I came to Nashville in 2009 as an immigrant from Iraq. I had heard of the public library system in the U.S. from a friend, but had no idea the extent of services the library offered – and for free. At the time, I didn’t have access to a car or a device to learn the bus route and wasn’t able to communicate with my friends and family back home.
So I began to walk and finally found the Edmonson Pike branch library. After that, everything changed for the better. I was able to use the computers and Wi-Fi to talk with my family for the first time in two months. I spent about five hours a day there, studying for the GED test, and I learned about public services, programs and community education classes offered by the library and partner organizations.
At Nashville Public Library, we come to you. If you are disabled, don’t have a car or live far away, we can still help you learn English, help you get your GED and continue your education.
Since coming to the library, I’ve earned my GED and associate degree and am currently a senior at MTSU studying computer information systems. I became naturalized last year after passing the U.S. citizenship test, thanks to the helpful resources offered by the library’s Pathways for New Americans initiative.
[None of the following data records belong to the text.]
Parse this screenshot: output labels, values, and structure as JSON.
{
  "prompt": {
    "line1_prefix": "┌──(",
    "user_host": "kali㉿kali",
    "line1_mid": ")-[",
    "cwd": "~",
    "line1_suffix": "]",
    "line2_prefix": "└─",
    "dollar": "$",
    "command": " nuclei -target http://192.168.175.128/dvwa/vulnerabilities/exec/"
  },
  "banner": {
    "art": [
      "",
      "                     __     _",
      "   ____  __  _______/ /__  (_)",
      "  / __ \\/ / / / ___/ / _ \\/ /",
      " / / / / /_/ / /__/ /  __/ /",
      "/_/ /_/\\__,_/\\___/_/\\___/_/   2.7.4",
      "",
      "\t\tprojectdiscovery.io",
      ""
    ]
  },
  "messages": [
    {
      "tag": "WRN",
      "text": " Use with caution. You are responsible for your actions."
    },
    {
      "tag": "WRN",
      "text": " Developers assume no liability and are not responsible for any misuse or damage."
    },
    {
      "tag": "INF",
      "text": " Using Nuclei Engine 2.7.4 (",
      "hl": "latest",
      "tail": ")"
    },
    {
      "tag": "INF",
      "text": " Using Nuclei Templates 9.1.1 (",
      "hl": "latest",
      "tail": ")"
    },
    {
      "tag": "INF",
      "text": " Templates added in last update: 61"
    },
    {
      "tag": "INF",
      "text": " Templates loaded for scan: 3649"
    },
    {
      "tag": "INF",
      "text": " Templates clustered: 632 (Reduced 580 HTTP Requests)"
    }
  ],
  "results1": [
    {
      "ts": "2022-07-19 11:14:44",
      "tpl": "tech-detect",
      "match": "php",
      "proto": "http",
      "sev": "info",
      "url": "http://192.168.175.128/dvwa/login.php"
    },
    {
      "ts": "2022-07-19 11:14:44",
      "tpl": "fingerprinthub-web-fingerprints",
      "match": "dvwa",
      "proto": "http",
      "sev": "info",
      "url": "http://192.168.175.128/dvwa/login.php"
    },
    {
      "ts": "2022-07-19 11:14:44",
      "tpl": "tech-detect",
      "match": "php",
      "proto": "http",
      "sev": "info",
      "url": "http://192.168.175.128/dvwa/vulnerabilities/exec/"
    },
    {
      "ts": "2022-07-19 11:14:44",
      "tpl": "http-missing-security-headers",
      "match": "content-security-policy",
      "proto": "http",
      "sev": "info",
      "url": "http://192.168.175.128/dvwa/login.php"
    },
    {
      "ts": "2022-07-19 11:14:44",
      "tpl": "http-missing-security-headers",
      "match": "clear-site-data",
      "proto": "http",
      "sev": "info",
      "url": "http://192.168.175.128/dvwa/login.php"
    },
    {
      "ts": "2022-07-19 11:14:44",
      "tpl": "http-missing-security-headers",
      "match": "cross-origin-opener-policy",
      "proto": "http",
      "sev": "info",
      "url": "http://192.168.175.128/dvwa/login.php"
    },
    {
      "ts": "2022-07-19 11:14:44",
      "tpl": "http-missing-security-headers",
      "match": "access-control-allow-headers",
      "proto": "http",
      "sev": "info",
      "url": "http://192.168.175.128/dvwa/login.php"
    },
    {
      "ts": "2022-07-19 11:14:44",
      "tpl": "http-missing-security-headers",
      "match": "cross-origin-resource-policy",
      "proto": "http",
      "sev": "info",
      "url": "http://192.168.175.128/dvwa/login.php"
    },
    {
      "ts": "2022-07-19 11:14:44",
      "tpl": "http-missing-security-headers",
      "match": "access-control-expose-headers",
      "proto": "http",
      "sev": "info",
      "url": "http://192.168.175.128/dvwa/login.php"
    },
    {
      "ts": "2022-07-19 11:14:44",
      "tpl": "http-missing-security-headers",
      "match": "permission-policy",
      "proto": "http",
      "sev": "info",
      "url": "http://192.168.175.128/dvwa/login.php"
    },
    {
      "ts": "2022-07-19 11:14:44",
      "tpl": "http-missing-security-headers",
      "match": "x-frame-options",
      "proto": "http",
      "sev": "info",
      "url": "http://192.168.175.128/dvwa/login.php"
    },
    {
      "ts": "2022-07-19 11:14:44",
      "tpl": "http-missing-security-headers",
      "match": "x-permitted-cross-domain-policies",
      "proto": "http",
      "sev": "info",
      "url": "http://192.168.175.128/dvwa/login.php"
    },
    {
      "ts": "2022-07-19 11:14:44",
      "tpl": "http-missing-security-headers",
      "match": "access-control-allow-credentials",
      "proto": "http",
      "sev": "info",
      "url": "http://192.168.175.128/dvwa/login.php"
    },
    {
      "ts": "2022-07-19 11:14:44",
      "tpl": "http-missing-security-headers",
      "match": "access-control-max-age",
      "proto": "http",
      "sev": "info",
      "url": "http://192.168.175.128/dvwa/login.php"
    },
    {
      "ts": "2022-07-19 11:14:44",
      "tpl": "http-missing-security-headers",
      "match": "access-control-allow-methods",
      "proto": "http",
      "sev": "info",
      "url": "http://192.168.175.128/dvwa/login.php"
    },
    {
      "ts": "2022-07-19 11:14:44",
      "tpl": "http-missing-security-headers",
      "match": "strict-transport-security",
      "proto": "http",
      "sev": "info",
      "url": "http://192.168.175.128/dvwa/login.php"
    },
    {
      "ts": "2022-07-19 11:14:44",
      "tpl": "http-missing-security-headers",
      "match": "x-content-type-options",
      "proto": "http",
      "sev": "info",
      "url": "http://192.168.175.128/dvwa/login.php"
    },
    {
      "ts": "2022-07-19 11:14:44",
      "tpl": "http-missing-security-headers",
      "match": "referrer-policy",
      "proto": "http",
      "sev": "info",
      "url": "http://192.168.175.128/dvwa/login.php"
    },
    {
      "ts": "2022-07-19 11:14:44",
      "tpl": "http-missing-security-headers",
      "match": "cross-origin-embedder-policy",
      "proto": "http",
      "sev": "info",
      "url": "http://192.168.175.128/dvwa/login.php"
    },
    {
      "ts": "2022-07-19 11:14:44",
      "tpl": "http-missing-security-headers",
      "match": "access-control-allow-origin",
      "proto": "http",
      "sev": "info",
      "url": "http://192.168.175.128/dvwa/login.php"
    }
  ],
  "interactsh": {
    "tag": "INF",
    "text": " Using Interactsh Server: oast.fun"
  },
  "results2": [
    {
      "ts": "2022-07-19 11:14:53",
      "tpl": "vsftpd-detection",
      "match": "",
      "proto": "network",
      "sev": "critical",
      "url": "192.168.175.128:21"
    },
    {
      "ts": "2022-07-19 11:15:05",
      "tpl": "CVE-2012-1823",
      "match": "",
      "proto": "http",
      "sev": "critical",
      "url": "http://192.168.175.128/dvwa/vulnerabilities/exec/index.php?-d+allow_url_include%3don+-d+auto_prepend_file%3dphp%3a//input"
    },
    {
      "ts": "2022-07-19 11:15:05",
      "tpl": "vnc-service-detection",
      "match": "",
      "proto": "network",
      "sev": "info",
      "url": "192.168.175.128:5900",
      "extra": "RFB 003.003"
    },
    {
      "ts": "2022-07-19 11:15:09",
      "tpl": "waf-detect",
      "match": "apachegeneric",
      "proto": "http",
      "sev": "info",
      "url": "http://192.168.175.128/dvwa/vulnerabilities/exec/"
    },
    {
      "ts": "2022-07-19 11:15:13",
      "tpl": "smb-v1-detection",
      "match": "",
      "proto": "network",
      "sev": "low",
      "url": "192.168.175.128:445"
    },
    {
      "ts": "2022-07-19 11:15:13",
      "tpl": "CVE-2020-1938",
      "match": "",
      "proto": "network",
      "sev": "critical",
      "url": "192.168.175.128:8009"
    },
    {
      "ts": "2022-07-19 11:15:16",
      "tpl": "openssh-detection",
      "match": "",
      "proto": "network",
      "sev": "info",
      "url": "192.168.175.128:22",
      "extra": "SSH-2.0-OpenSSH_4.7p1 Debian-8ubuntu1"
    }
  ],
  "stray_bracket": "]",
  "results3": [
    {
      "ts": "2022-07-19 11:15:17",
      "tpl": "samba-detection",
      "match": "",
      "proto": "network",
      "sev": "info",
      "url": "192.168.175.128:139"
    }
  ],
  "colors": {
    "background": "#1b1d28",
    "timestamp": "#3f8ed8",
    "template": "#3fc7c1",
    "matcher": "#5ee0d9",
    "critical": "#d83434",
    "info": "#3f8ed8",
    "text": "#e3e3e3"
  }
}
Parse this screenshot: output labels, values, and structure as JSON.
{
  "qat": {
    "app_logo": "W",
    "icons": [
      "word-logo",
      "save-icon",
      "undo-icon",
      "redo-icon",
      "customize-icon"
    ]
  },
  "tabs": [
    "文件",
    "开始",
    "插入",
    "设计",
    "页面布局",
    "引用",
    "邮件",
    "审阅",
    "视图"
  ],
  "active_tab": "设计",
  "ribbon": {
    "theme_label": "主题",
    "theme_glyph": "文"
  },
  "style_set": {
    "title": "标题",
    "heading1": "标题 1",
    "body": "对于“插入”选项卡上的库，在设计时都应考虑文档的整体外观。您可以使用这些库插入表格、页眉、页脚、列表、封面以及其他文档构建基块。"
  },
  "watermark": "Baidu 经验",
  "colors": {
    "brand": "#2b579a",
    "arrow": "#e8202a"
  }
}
Today, I’m proud to serve as the library’s Adult Literacy assistant and help other immigrants and adults in Nashville learn how to use computers and technology, get jobs, and understand all the resources the library has to offer. The library is not just a place for books, as many adult refugees and immigrants believe. At Nashville Public Library, we come to you. If you are disabled, don’t have a car or live far away, we can still help you learn English, help you get your GED and continue your education. This isn’t the case in other countries. When I came here, I was 24 years old, and I discovered the library by myself. I enjoy getting to help other adults who are in need of someone to show them what resources are made available by the public library system.